Look through the material below. Copy every line with the string "JSON" in it.
******************************
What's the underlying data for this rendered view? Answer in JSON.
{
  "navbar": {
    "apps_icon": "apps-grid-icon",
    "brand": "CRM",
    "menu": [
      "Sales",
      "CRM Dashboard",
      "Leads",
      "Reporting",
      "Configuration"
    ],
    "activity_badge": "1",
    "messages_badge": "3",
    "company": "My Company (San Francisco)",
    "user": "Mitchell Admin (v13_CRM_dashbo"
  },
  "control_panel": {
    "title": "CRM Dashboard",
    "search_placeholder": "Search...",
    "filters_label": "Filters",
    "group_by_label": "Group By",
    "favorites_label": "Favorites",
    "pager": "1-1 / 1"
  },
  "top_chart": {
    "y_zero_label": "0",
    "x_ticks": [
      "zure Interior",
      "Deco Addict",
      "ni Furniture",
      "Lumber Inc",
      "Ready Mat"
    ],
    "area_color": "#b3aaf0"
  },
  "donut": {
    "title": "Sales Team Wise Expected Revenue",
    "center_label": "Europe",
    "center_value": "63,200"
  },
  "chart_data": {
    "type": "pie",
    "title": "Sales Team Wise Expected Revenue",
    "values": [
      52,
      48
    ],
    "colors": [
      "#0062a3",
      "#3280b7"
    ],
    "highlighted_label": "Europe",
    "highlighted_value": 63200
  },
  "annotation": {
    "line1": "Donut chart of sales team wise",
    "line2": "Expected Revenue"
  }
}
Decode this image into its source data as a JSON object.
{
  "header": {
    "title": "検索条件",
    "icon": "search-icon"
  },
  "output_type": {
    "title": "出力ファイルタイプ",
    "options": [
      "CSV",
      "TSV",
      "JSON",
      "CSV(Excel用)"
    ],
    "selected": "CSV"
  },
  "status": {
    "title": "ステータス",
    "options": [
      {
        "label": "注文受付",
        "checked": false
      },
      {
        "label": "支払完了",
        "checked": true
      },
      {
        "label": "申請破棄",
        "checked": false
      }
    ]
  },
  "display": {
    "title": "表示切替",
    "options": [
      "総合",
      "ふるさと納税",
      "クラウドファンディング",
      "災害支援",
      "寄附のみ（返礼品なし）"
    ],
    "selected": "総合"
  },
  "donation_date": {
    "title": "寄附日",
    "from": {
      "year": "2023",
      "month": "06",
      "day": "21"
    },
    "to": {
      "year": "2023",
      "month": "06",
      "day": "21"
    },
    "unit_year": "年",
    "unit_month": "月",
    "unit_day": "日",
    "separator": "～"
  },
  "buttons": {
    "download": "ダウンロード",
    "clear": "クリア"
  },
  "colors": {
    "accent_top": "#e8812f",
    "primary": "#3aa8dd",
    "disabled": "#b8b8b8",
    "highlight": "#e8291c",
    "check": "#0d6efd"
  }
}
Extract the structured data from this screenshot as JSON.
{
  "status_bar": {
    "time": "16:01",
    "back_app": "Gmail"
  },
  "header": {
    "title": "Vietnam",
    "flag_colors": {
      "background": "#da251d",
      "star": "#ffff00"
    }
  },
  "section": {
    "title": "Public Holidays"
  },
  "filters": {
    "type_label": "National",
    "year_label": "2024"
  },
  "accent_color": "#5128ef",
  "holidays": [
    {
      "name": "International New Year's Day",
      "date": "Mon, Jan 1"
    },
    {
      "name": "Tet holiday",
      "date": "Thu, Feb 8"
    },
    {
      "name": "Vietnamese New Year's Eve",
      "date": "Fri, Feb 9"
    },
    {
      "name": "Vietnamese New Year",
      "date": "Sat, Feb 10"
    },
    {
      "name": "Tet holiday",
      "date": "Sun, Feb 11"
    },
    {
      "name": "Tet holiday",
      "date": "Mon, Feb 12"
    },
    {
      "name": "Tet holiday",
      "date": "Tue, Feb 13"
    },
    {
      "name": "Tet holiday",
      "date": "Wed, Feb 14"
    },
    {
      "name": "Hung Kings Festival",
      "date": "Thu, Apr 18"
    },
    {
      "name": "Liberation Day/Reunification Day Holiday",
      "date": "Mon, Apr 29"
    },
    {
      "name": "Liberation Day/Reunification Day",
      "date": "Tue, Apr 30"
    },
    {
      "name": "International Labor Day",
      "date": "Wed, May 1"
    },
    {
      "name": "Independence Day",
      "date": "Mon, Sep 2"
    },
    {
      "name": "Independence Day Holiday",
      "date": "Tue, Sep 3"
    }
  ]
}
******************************
- _RESPONSE BELOW_:
What's the underlying data for this rendered view? Answer in JSON.
Decode this image into its source data as a JSON object.
      "JSON",
Extract the structured data from this screenshot as JSON.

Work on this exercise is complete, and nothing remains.